[Stored entries]
§ §

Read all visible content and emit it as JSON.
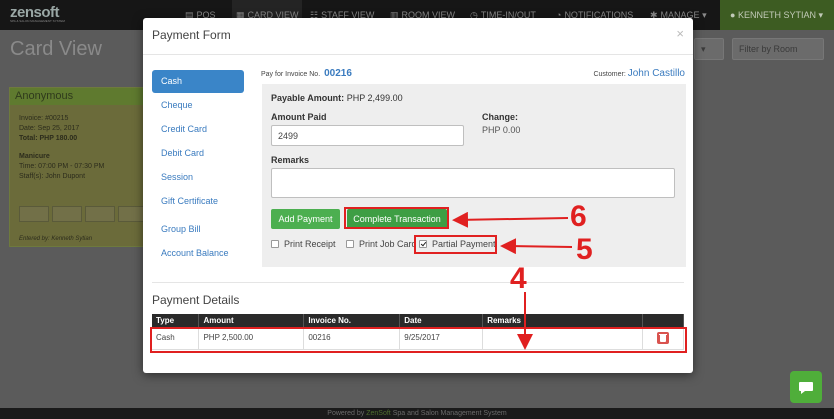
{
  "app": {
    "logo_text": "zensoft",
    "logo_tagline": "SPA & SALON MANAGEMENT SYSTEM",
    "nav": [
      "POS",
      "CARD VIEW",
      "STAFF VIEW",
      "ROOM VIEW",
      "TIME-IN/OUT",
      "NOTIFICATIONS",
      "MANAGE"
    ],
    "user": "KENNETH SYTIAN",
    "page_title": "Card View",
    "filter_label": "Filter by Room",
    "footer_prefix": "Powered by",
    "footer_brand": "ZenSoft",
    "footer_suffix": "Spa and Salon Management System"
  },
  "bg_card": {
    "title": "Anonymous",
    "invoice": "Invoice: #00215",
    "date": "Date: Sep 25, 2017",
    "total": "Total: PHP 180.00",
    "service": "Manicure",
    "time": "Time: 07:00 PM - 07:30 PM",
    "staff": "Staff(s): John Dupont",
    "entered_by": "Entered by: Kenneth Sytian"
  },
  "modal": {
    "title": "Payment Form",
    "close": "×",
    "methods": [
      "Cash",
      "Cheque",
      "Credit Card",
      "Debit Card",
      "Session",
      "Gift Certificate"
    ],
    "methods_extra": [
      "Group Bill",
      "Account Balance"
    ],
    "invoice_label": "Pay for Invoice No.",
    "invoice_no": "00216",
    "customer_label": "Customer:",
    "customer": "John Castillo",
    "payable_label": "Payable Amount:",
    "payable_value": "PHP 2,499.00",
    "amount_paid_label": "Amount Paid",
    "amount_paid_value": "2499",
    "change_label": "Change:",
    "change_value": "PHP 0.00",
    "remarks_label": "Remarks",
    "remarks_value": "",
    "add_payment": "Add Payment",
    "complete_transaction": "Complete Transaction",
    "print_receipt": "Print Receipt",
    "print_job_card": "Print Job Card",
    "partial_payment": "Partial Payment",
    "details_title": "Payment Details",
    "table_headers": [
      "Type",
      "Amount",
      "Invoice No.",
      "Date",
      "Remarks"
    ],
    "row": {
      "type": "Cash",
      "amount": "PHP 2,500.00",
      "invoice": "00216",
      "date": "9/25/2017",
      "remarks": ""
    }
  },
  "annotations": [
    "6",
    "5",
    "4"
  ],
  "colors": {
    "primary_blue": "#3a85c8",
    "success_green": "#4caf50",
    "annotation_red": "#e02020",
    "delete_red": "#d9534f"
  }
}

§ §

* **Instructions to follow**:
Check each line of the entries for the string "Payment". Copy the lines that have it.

* **Final answer**:
    "title": "Payment Form",
    "add_payment": "Add Payment",
    "partial_payment": "Partial Payment",
    "details_title": "Payment Details",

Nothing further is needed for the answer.